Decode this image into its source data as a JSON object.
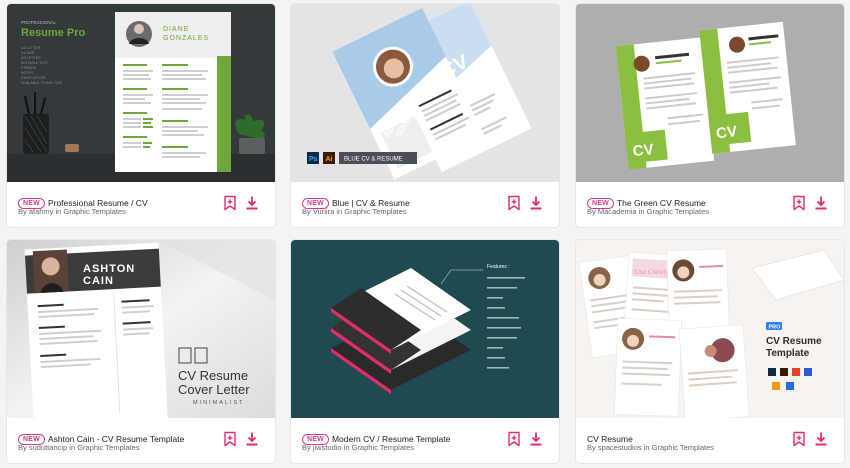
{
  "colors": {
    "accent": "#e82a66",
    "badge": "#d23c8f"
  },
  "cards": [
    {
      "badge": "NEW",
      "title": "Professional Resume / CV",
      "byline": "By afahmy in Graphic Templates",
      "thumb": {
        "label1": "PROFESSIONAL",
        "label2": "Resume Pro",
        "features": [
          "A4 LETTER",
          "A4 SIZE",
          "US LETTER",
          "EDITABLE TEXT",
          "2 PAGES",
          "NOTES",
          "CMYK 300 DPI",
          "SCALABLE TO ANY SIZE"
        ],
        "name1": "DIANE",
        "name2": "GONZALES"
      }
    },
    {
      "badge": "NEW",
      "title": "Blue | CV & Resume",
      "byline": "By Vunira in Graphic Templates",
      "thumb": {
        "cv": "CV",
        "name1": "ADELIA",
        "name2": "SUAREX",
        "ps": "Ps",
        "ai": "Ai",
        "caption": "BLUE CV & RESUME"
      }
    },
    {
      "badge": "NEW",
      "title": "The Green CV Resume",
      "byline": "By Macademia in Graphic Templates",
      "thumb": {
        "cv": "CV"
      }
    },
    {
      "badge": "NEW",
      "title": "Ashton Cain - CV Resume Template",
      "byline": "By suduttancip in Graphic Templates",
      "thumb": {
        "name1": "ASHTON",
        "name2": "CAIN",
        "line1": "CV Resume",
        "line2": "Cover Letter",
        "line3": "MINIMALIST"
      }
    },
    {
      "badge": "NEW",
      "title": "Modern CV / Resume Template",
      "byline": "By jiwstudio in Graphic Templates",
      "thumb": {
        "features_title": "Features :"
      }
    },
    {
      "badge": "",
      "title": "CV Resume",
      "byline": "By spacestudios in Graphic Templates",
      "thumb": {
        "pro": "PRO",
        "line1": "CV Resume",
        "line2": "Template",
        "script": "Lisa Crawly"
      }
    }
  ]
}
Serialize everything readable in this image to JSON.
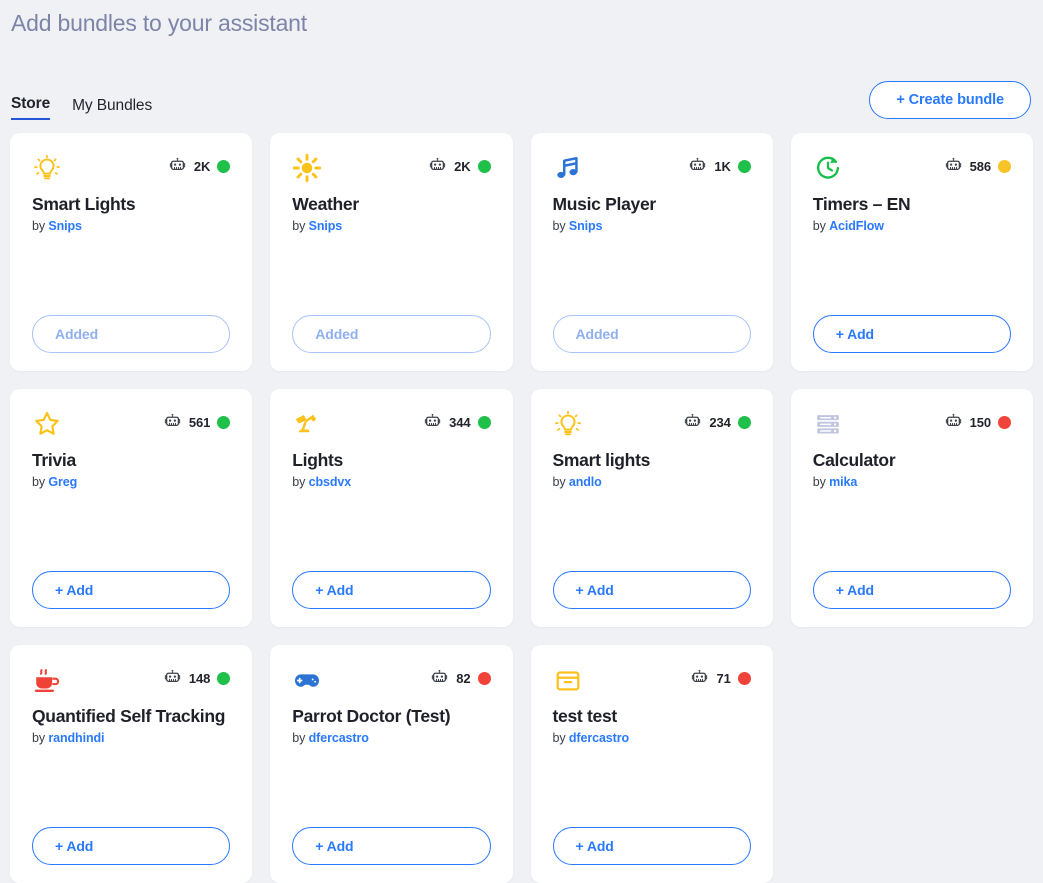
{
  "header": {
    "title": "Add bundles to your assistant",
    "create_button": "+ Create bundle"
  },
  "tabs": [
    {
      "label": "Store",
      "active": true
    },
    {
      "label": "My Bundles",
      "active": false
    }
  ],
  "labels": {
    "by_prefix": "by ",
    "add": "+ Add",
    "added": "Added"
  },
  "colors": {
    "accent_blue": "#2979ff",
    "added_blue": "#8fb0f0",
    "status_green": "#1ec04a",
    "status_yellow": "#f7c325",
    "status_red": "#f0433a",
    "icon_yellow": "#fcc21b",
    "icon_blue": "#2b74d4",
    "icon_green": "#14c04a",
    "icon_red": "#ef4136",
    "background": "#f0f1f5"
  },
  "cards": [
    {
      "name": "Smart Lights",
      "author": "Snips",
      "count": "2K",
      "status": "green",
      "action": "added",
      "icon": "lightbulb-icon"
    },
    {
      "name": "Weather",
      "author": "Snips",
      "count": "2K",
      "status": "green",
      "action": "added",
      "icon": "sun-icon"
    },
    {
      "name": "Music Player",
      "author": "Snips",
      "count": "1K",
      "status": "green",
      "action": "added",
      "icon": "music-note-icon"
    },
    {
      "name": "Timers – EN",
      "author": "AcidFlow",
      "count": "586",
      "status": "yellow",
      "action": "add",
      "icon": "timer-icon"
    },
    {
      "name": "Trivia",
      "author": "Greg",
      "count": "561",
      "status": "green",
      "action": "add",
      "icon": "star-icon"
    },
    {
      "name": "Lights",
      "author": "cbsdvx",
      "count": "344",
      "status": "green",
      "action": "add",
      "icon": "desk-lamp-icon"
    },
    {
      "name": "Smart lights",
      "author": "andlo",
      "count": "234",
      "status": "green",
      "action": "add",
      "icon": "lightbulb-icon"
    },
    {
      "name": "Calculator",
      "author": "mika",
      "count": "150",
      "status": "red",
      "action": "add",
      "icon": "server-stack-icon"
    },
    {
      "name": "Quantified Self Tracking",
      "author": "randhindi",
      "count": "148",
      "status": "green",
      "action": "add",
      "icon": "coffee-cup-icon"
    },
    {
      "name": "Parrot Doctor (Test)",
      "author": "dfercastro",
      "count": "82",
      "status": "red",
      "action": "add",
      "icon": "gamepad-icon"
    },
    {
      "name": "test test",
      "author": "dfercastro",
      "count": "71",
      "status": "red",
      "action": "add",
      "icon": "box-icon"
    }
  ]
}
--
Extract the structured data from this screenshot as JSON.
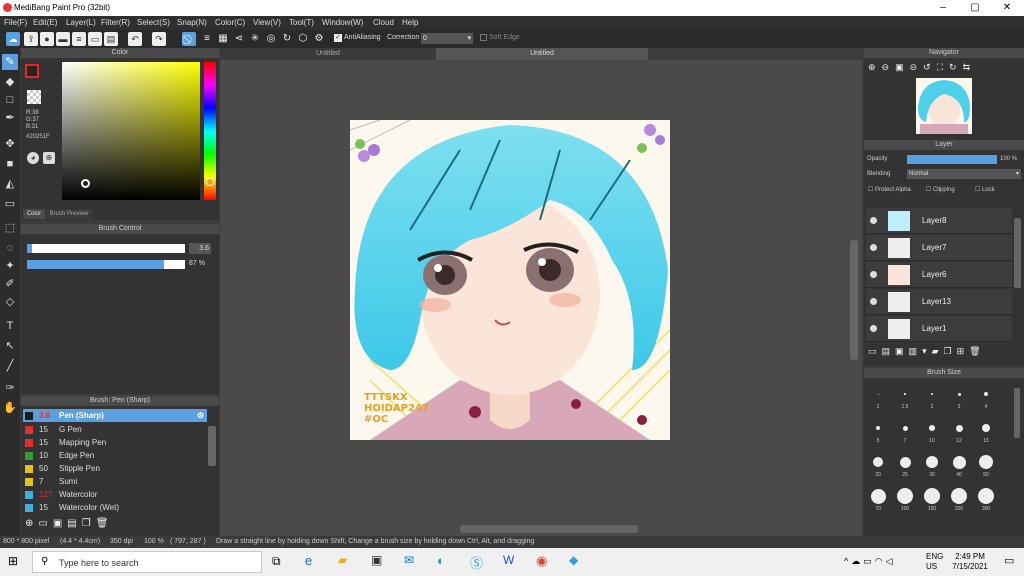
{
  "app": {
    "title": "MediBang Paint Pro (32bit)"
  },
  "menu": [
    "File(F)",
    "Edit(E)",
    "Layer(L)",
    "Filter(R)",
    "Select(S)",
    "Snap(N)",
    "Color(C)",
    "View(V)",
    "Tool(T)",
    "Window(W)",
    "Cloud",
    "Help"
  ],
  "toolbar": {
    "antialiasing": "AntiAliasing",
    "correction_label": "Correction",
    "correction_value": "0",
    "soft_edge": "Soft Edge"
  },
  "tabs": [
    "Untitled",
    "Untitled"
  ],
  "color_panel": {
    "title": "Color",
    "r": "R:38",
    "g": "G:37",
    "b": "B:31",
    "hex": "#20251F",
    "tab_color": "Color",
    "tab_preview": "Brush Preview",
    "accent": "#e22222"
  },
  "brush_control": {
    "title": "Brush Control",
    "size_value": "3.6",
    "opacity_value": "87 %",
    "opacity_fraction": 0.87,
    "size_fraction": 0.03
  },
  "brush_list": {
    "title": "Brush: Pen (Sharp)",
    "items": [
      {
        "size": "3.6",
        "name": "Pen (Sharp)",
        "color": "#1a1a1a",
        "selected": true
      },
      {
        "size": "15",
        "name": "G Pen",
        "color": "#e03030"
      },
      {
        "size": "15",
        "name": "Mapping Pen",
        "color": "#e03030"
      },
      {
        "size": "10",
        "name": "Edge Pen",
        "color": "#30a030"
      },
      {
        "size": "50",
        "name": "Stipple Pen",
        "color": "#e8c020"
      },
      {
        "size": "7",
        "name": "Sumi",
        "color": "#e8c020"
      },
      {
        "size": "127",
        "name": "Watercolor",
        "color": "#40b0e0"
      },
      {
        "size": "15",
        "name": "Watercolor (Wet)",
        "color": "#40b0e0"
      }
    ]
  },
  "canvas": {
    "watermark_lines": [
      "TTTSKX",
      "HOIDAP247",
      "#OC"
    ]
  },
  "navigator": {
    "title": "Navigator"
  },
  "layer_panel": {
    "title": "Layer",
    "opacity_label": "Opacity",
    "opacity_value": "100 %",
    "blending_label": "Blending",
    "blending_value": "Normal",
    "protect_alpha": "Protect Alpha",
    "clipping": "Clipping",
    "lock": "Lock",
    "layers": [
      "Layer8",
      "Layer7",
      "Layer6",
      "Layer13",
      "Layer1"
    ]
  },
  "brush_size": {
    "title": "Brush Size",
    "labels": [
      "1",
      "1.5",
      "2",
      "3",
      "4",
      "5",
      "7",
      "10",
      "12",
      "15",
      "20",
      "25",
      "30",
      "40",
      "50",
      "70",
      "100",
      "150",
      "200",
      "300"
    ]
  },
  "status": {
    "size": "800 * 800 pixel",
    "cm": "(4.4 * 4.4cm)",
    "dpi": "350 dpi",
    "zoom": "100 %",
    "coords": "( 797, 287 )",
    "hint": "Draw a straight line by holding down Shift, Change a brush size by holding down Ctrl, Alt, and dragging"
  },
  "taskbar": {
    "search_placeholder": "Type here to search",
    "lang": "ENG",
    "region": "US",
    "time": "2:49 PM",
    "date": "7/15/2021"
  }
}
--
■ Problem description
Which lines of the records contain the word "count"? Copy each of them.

■ Task output
      "count": "2K",
      "count": "2K",
      "count": "1K",
      "count": "586",
      "count": "561",
      "count": "344",
      "count": "234",
      "count": "150",
      "count": "148",
      "count": "82",
      "count": "71",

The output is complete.